California is an outstanding state in which to raise children. There are beautiful natural reserves to explore, state-of-the-art public and private schools and universities, and numerous economic opportunities so that parents can have the financial means to support their families. While all families strive to do what’s right, no one family is completely functional.

Sometimes, family issues that run deep can bubble to the surface, resulting in conflict and misunderstanding. In such cases, there may be bystanders that do not understand the context of what they are observing. They may notify child protective services of what they see. Child Protective Services, or CPS, is a government agency in California that is focused on protecting the well-being of children in the domestic setting.

If child protective services is tipped off by one or more reports of child abuse, neglect, or mistreatment, they will start an investigation. If your family is going through a CPS case, and is unsure about what to expect, the attorneys at My SoCal Lawyers can explain the process so that you can be fully aware of how to protect your rights as a parent.

How It Works: The California CPS Process

The California child protection services process is initiated when someone calls CPS to report an alleged incidence of child abuse, neglect, or mistreatment. The CPS process in California is composed of the following stages:

  • The reporting. When someone suspects that the well-being of a child is at threat in the domestic sphere, they will notify CPS. This can be an educator, relative, caregiver, or anyone who observes child abuse or neglect and is worried about the situation.
  • An initial probing. After CPS gets a report, they will look into the family and the situation. They will collect information and interview everyone involved to discern the urgency of the situation.
  • Further investigation. After the initial probing, if the results show that a further investigation needs to be carried out, then CPS will conduct more interviews and get more concrete evidence, such as medical documents.
  • In this stage, CPS workers will put together all the evidence that they collected and determine whether the claims made against the guardians have any substantial grounds. Based on this, they will develop a plan.
  • Case planning. Case planning is based on the outcome of substantiation. If it is confirmed that the child is not living in an environment conducive to their mental and physical well-being, CPS will make a case plan for the family. This might involve classes for the parent to improve themselves, addiction therapy, and/or services to support the family.
  • Monitoring from CPS. To ensure that the agreement from the case plan is being followed, CPS will check in with the family to watch the progress that they have made and make sure that they are following the rules.
  • The case is closed. If case monitoring shows that all concerns have been dealt with in a meaningful way, and that the children are no longer at risk of harm, then the case might be closed. It can also be closed if the child is moved out of the household or guardianship is changed.

CPS processes are extremely complex and will be different depending on the specifics of a case. It’s important to hire an experienced CPS lawyer who can help walk you through the process if you are dealing with the aftermath of a report.


Q: What Is CPS Allowed to Do in California?

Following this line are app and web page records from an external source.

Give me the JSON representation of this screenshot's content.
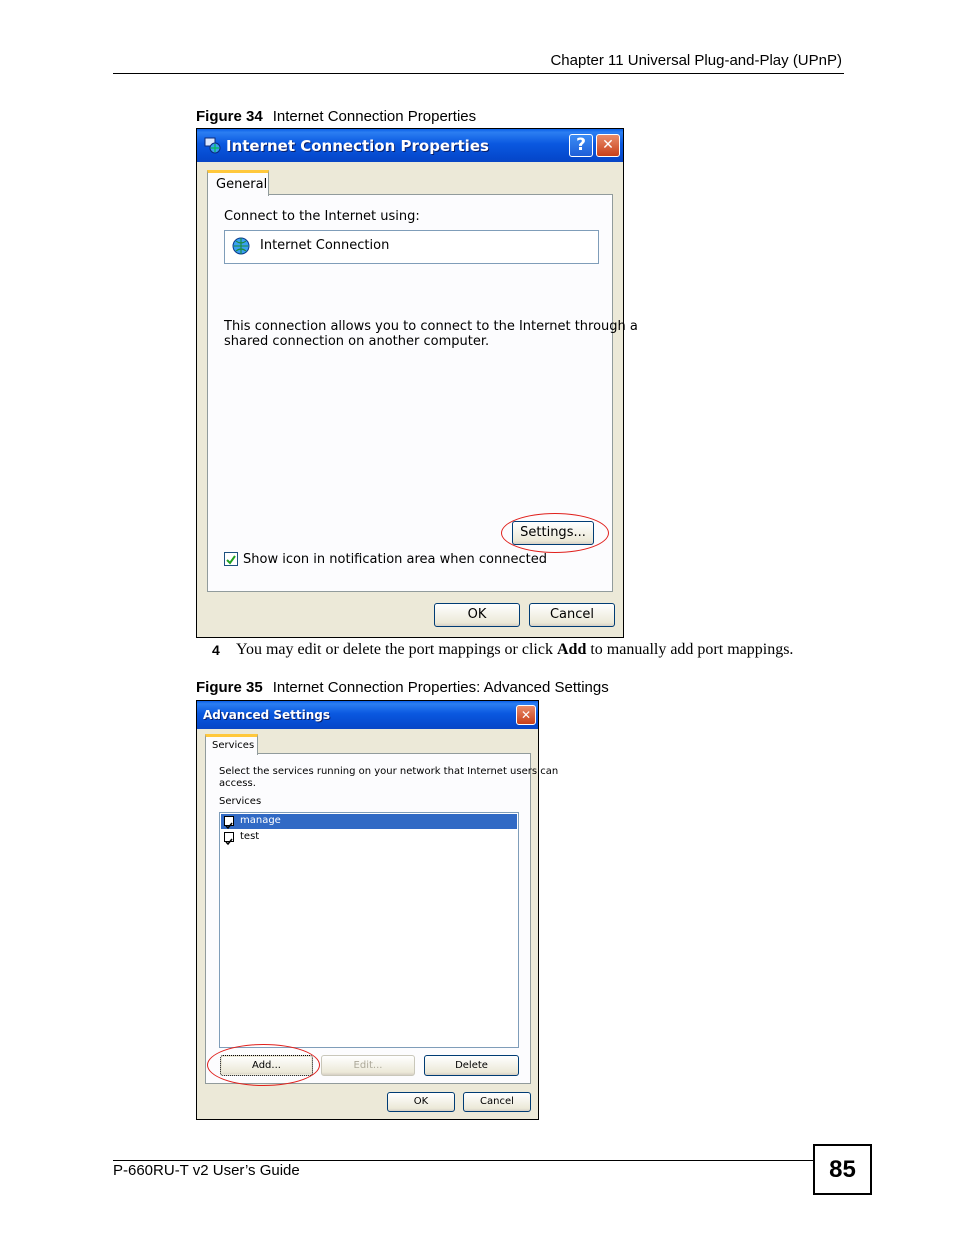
{
  "header": {
    "chapter": "Chapter 11 Universal Plug-and-Play (UPnP)"
  },
  "figure34": {
    "label": "Figure 34",
    "caption": "Internet Connection Properties",
    "window": {
      "title": "Internet Connection Properties",
      "help_glyph": "?",
      "close_glyph": "✕",
      "tab": "General",
      "connect_label": "Connect to the Internet using:",
      "connection_name": "Internet Connection",
      "description_line1": "This connection allows you to connect to the Internet through a",
      "description_line2": "shared connection on another computer.",
      "settings_button": "Settings...",
      "show_icon_label": "Show icon in notification area when connected",
      "show_icon_checked": true,
      "ok_button": "OK",
      "cancel_button": "Cancel"
    }
  },
  "step": {
    "number": "4",
    "text_before": "You may edit or delete the port mappings or click ",
    "text_bold": "Add",
    "text_after": " to manually add port mappings."
  },
  "figure35": {
    "label": "Figure 35",
    "caption": "Internet Connection Properties: Advanced Settings",
    "window": {
      "title": "Advanced Settings",
      "close_glyph": "✕",
      "tab": "Services",
      "instruction_line1": "Select the services running on your network that Internet users can",
      "instruction_line2": "access.",
      "services_label": "Services",
      "services": [
        {
          "name": "manage",
          "checked": true,
          "selected": true
        },
        {
          "name": "test",
          "checked": true,
          "selected": false
        }
      ],
      "add_button": "Add...",
      "edit_button": "Edit...",
      "delete_button": "Delete",
      "ok_button": "OK",
      "cancel_button": "Cancel"
    }
  },
  "footer": {
    "guide": "P-660RU-T v2 User’s Guide",
    "page_number": "85"
  },
  "colors": {
    "annotation_ellipse": "#e0201c",
    "title_bar": "#0548cc",
    "selection": "#316ac5"
  }
}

A: Child protective services can insert themselves into an instance where guardians in a family have been accused of neglect, abuse, or mistreatment of their children. State law in California governs what CPS specifically can and can’t do. Typically, CPS can:

  • Conduct interviews with family members, including children.
  • Carry out home assessments.
  • Take the child out of the home if it is deemed necessary.
  • Begin legal processes.
  • Provide resources and support.

Q: How Long Does the California CPS Process Last?

A: The time that a California CPS process might last will be dependent on the particulars of the case involved, and there is no official time duration provided because it can vary so much. For instance, if a case is particularly complex, the parents are not cooperating, and the court has to get involved, then the CPS process could last over a year. However, if there are optimal resources, the case is simple, and all parties involved are cooperative, then it could only last a few weeks to months.

Q: How Long Will My California CPS Case Be on My Record?

A: If the accusations involved in your California CPS case against you are found to be baseless and untrue, then there will likely be no long-term consequences for your record. On the other hand, if the accusations are found to be true, then they may be on your record for the long term. If the allegations are on your record for the long term, typically, only people who are allowed to access your record, like police, the court system, and specific organizations who work with children, will be able to see your case.

Q: Can I Break a California CPS Safety Plan?

A: CPS creates a safety plan under a voluntary agreement with families who have been under investigation, so family members must continue to follow it. If you are feeling that circumstances have come up in which you would like to change some provisions of the safety plan, it’s important to talk with your CPS worker. Breaking the rules without authorization can lead to CPS deeming your household unfit for a child, leading to potential legal action against you.

Standing Up for Your Family: California Family Lawyers Who Can Represent You

If you are still feeling unsure about how you can prepare yourself and your family for a CPS investigation, and the associated legal proceedings, then the child neglect lawyers at My SoCal Lawyers can help. We have years of experience working on CPS cases by gathering the evidence, collecting appropriate paperwork, and arguing in court to convince them to rule in favor of the family. Contact our legal team today to learn more about the CPS process and how you can work to defend yourself and your family.